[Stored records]
┏━━
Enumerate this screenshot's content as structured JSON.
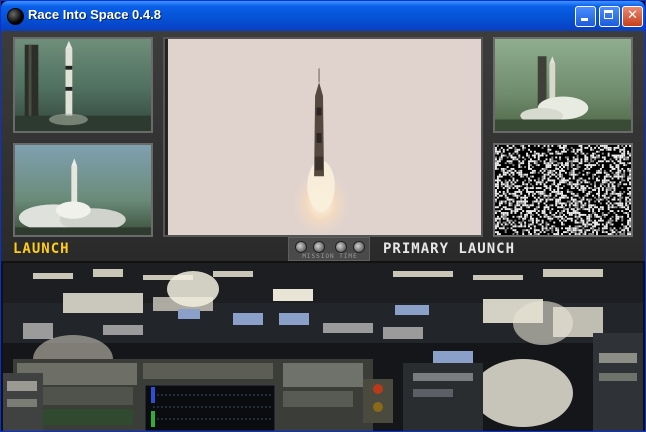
{
  "window": {
    "title": "Race Into Space 0.4.8",
    "controls": [
      "minimize",
      "maximize",
      "close"
    ]
  },
  "screen": {
    "left_label": "LAUNCH",
    "right_label": "PRIMARY LAUNCH",
    "mission_time_label": "MISSION TIME"
  },
  "feeds": [
    "launch-pad-camera-1",
    "launch-pad-camera-2",
    "main-liftoff-view",
    "launch-tower-camera",
    "no-signal-static"
  ],
  "colors": {
    "launch_label": "#ffcc1a",
    "primary_label": "#e6e6e6",
    "titlebar": "#0553d6"
  }
}
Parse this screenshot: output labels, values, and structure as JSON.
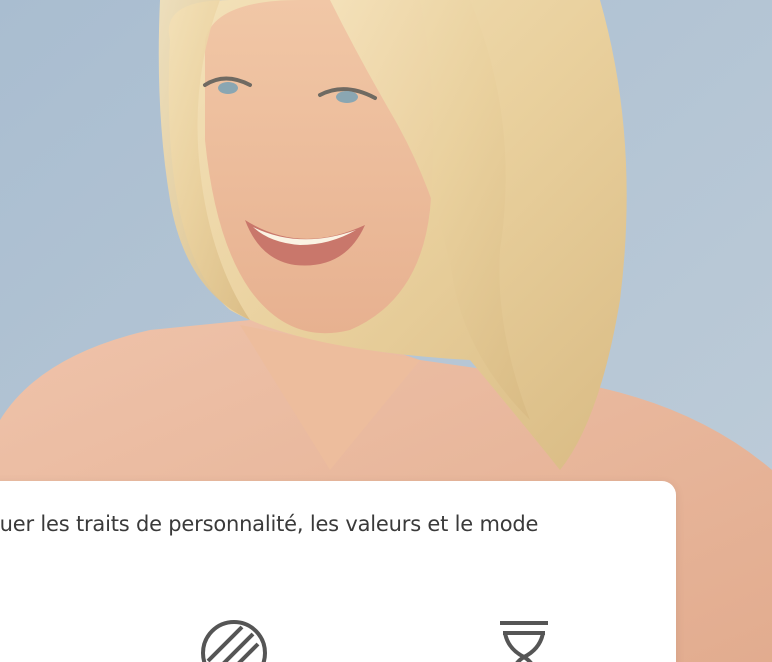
{
  "card": {
    "text": "luer les traits de personnalité, les valeurs et le mode"
  },
  "icons": {
    "first": "slashed-circle-icon",
    "second": "hourglass-icon"
  },
  "colors": {
    "background": "#b3c3d3",
    "card": "#ffffff",
    "text": "#3a3a3a",
    "icon_stroke": "#555555",
    "blouse": "#e9b89d"
  }
}
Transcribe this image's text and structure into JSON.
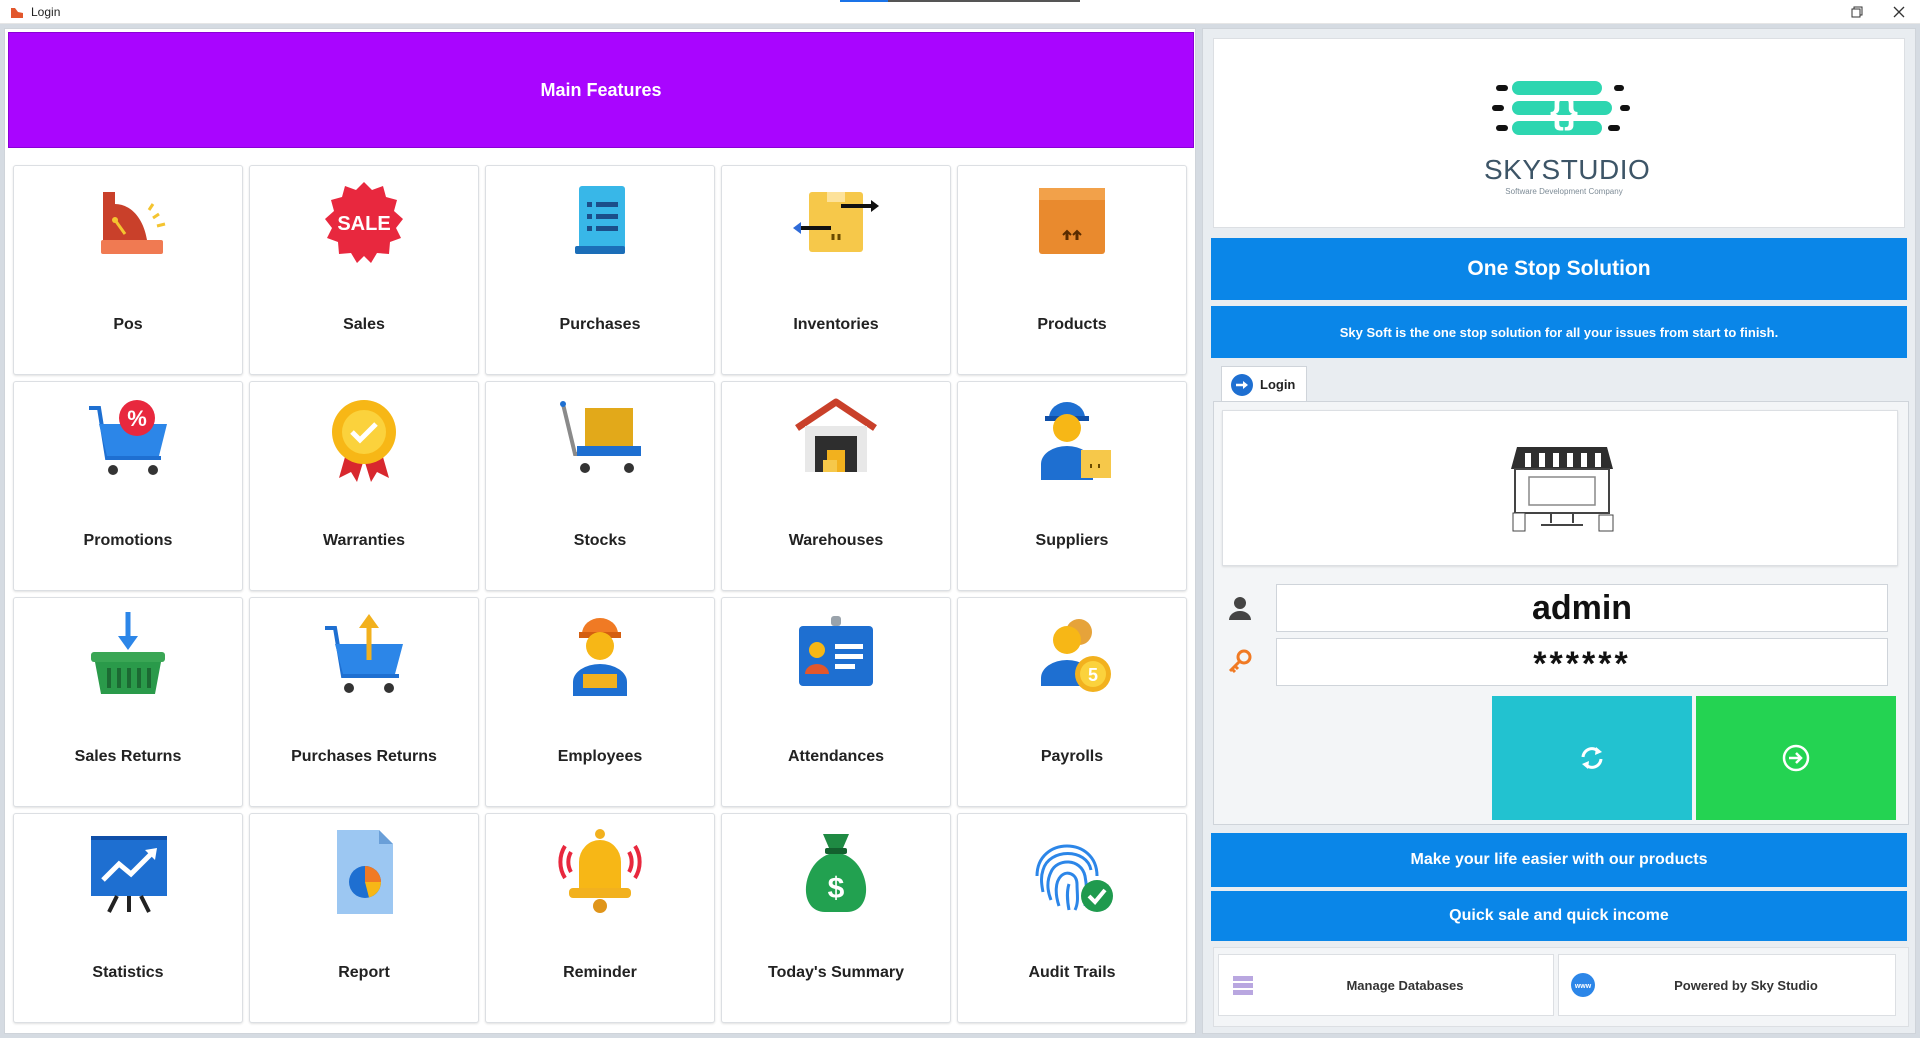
{
  "window": {
    "title": "Login"
  },
  "banner": {
    "title": "Main Features"
  },
  "features": [
    {
      "label": "Pos",
      "icon": "cash-register-icon"
    },
    {
      "label": "Sales",
      "icon": "sale-badge-icon"
    },
    {
      "label": "Purchases",
      "icon": "list-document-icon"
    },
    {
      "label": "Inventories",
      "icon": "box-transfer-icon"
    },
    {
      "label": "Products",
      "icon": "package-box-icon"
    },
    {
      "label": "Promotions",
      "icon": "cart-discount-icon"
    },
    {
      "label": "Warranties",
      "icon": "award-ribbon-icon"
    },
    {
      "label": "Stocks",
      "icon": "hand-truck-icon"
    },
    {
      "label": "Warehouses",
      "icon": "warehouse-icon"
    },
    {
      "label": "Suppliers",
      "icon": "delivery-person-icon"
    },
    {
      "label": "Sales Returns",
      "icon": "basket-return-icon"
    },
    {
      "label": "Purchases Returns",
      "icon": "cart-return-icon"
    },
    {
      "label": "Employees",
      "icon": "worker-icon"
    },
    {
      "label": "Attendances",
      "icon": "id-badge-icon"
    },
    {
      "label": "Payrolls",
      "icon": "people-coin-icon"
    },
    {
      "label": "Statistics",
      "icon": "chart-board-icon"
    },
    {
      "label": "Report",
      "icon": "report-pie-icon"
    },
    {
      "label": "Reminder",
      "icon": "bell-icon"
    },
    {
      "label": "Today's Summary",
      "icon": "money-bag-icon"
    },
    {
      "label": "Audit Trails",
      "icon": "fingerprint-check-icon"
    }
  ],
  "brand": {
    "name": "SKYSTUDIO",
    "tagline": "Software Development Company"
  },
  "headline": "One Stop Solution",
  "description": "Sky Soft is the one stop solution for all your issues from start to finish.",
  "login": {
    "tab_label": "Login",
    "username_value": "admin",
    "password_value": "******"
  },
  "slogans": {
    "line1": "Make your life easier with our products",
    "line2": "Quick sale and quick income"
  },
  "footer": {
    "manage_label": "Manage Databases",
    "powered_label": "Powered by Sky Studio"
  },
  "colors": {
    "banner": "#a905ff",
    "accent_blue": "#0a86e8",
    "refresh": "#22c2d0",
    "login": "#24d352",
    "brand_teal": "#2ed6b0"
  }
}
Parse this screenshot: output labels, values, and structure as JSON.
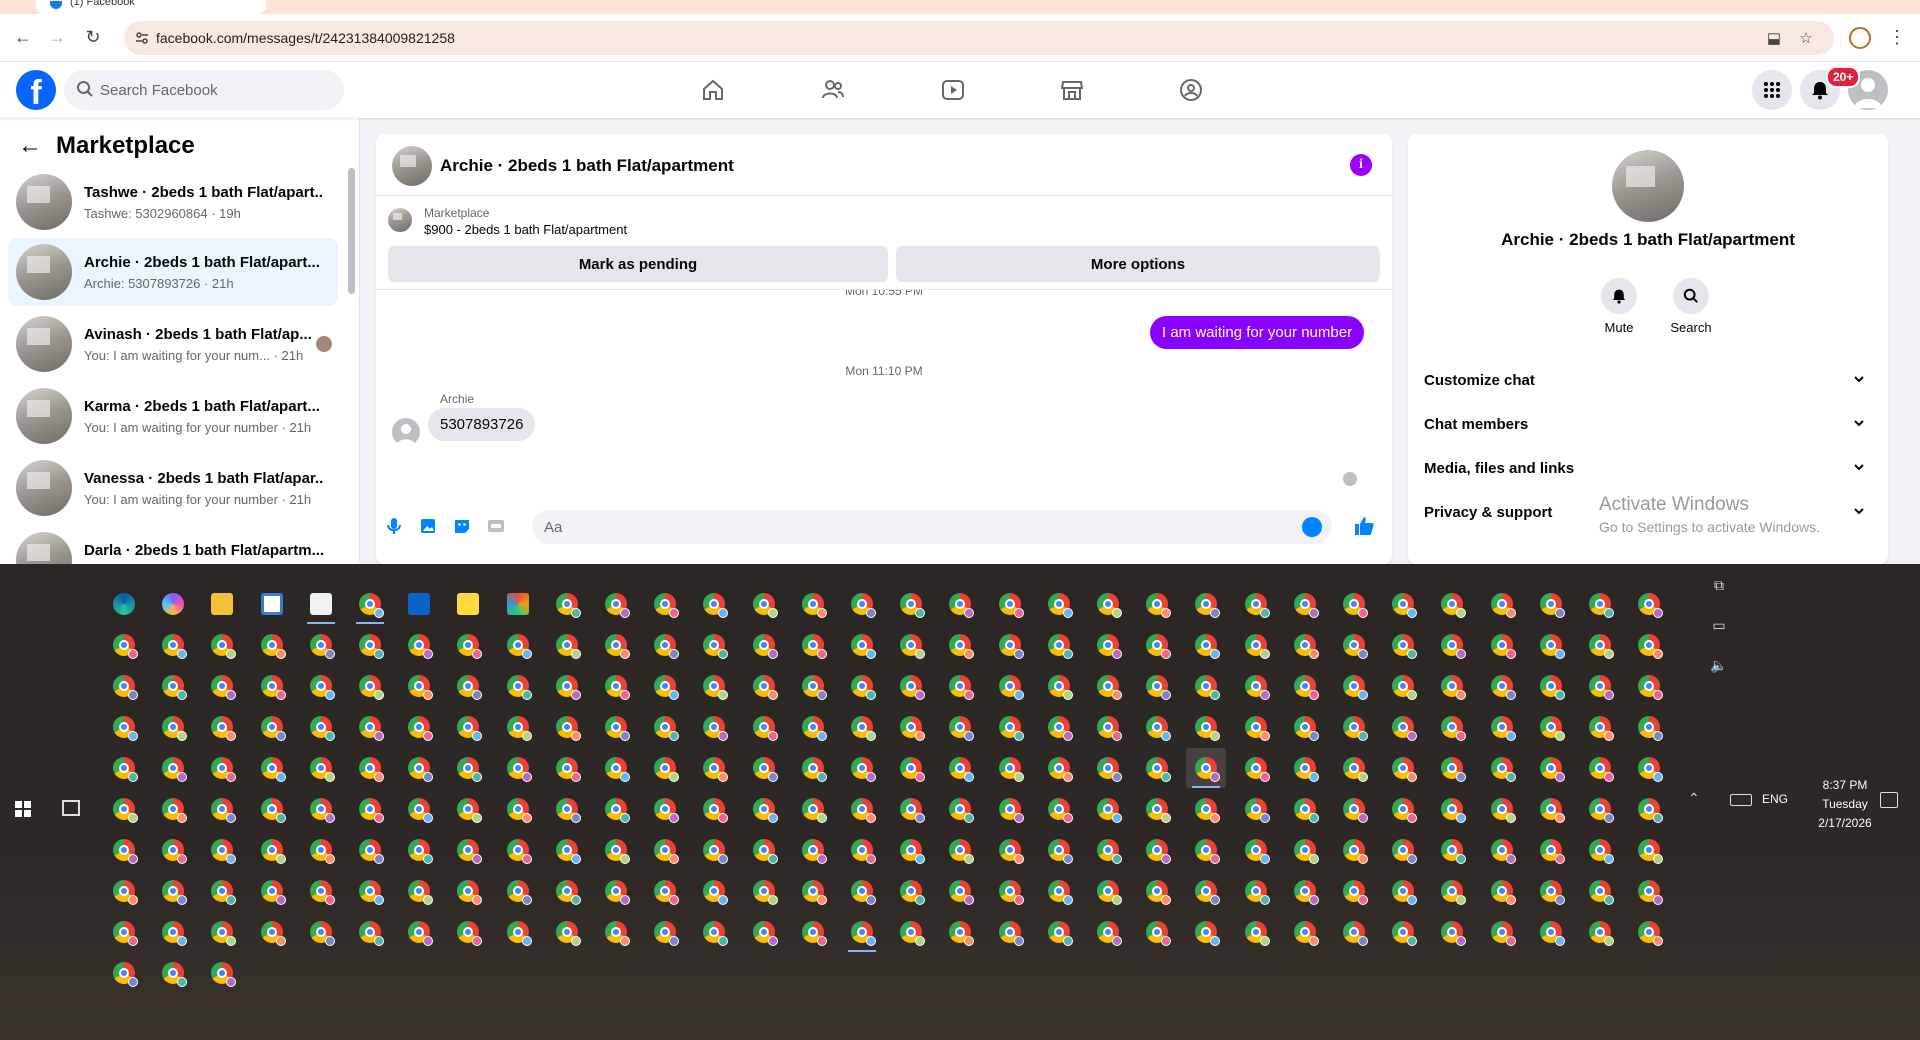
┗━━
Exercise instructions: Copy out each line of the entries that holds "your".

Exercise answer:
  "description": "Sky Soft is the one stop solution for all your issues from start to finish.",
    "line1": "Make your life easier with our products",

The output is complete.